Diagnosis Code B47.0
Information for Medical Professionals
The ICD-10 and ICD-9 GEMs are used to facilitate linking between the diagnosis codes in ICD-9-CM and the new ICD-10-CM code set. The GEMs are the raw material from which providers, health information vendors and payers can derive specific applied mappings to meet their needs.
- 117.4 - Mycotic mycetomas (approximate) Approximate Flag
The approximate flag is on, indicating that the relationship between the code in the source system and the code in the target system is an approximate equivalent.
- Cutaneous alternariosis
- Eumycotic mycetoma
- Eumycotic mycetoma of foot

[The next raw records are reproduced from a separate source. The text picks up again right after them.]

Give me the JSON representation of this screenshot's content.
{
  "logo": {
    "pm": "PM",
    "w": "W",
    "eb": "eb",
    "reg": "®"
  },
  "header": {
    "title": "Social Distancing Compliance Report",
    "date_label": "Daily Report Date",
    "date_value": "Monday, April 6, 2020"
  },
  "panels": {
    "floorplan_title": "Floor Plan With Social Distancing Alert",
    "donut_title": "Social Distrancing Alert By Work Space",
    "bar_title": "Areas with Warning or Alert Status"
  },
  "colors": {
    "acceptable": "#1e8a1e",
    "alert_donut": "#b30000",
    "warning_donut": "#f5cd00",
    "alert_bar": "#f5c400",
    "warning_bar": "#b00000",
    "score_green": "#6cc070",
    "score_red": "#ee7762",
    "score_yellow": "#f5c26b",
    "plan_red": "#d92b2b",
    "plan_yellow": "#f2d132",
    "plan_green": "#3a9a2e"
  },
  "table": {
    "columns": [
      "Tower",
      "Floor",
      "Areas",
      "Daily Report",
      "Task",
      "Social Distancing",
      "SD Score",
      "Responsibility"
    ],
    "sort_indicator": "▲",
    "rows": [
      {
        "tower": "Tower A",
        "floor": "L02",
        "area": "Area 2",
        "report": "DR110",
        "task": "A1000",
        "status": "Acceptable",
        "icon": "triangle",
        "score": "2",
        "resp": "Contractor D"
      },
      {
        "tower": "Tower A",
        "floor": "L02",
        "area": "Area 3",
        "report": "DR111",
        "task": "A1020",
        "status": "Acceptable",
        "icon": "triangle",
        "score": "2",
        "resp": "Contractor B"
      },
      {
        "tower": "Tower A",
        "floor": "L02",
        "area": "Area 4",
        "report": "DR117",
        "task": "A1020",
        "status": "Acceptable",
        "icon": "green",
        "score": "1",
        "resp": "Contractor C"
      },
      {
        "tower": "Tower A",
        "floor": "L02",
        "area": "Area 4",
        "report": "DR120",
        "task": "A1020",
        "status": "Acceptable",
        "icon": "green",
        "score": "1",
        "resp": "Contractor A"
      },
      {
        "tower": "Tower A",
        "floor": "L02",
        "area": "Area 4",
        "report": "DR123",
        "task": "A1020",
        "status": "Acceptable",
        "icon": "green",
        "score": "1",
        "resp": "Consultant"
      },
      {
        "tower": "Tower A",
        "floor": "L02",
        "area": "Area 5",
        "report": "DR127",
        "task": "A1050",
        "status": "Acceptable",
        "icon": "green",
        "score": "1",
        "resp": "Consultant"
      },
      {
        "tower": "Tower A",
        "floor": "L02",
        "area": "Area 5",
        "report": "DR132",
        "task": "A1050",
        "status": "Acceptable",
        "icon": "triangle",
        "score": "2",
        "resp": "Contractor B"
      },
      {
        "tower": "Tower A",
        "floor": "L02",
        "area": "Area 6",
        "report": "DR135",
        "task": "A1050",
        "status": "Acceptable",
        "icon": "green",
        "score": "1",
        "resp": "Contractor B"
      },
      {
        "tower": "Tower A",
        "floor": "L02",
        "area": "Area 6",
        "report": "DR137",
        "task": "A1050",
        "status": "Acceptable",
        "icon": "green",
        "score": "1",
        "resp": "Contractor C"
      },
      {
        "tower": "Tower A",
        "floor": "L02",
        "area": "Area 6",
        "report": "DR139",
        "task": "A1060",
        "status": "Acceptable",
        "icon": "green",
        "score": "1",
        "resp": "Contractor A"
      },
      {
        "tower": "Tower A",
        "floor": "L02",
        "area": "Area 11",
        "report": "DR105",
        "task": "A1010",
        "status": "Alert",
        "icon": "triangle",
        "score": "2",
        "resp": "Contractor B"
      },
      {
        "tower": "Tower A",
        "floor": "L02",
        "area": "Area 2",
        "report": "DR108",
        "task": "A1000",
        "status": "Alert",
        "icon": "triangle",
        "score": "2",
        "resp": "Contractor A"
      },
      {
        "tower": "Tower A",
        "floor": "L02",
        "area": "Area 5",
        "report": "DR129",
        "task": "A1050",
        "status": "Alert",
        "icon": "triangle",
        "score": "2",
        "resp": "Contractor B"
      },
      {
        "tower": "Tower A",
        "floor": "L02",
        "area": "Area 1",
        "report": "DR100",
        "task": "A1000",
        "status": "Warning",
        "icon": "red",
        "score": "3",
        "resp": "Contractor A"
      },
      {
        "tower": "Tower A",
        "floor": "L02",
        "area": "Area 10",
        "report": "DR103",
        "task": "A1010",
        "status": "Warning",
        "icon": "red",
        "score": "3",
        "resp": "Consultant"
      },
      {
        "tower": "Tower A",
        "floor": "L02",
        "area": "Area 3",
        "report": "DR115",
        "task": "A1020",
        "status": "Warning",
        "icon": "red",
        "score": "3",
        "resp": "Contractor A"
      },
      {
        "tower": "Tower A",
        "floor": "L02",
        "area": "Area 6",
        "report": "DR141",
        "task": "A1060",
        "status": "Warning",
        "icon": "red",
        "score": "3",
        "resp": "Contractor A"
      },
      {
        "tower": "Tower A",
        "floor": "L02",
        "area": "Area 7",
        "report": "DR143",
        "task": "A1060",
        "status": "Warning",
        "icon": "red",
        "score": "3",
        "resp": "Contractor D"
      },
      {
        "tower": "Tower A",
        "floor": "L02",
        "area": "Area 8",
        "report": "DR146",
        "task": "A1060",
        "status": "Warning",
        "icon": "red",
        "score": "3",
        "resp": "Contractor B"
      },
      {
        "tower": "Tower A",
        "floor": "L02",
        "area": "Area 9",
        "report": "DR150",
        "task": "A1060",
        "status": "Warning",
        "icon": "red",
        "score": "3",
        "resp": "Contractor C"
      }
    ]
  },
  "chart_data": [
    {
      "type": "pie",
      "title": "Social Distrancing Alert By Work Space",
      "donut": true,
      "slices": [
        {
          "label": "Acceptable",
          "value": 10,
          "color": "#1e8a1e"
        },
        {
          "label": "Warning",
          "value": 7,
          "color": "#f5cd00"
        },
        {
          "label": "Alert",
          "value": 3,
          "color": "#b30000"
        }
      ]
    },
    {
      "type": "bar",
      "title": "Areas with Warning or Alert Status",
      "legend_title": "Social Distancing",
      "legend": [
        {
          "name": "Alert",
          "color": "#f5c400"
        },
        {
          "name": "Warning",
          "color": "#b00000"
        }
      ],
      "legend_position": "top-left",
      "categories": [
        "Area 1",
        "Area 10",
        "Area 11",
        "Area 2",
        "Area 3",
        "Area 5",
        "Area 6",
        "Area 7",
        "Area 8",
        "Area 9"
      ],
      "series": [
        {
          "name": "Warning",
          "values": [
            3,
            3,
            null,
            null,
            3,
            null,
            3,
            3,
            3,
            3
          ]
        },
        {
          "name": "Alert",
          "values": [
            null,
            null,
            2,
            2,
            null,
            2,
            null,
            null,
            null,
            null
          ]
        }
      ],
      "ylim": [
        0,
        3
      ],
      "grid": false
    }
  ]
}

- Infection caused by Acremonium falciforme
- Infection caused by Acrotheca aquaspersa
- Infection caused by Ascomycetes
- Infection caused by Cephalosporium recifei
- Infection caused by Deuteromycetes
- Infection caused by Leptosphaeria senegalensis
- Infection caused by Madurella grisea
- Infection caused by Neotestudina rosatii
- Infection caused by Pyrenochaeta romeroi
- Mycetoma caused by Acremonium
- Mycetoma caused by Curvularia lunata
- Mycetoma caused by dermatophyte
- Mycetoma caused by Exophiala jeanselmei
- Mycetoma caused by Leptosphaeria senegalensis
- Mycetoma caused by Madurella grisea
- Mycetoma caused by Madurella mycetomatis
- Mycetoma caused by Neotestudina rosatii
- Mycetoma caused by Pyrenochaeta romeroi
- Mycetoma of foot
- Scytalidium dimidiatum infection of skin
- Scytalidium hyalinum infection of skin
Index of Diseases and Injuries
References found for the code B47.0 in the Index of Diseases and Injuries:
- Inclusion Terms: Inclusion terms
List of terms is included under some codes. These terms are the conditions for which that code is to be used. The terms may be synonyms of the code title, or, in the case of “other specified” codes, the terms are a list of the various conditions assigned to that code. The inclusion terms are not necessarily exhaustive. Additional terms found only in the Alphabetic Index may also be assigned to a code.
- Madura foot, mycotic
Information for Patients
Also called: Mycoses
If you have ever had athlete's foot or a yeast infection, you can blame a fungus. A fungus is a primitive organism. Mushrooms, mold and mildew are examples. Fungi live in air, in soil, on plants and in water. Some live in the human body. Only about half of all types of fungi are harmful.
Some fungi reproduce through tiny spores in the air. You can inhale the spores or they can land on you. As a result, fungal infections often start in the lungs or on the skin. You are more likely to get a fungal infection if you have a weakened immune system or take antibiotics.
Fungi can be difficult to kill. For skin and nail infections, you can apply medicine directly to the infected area. Oral antifungal medicines are also available for serious infections.
NIH: National Institute of Allergy and Infectious Diseases
- Fungal nail infection
- Sputum fungal smear
- Tinea versicolor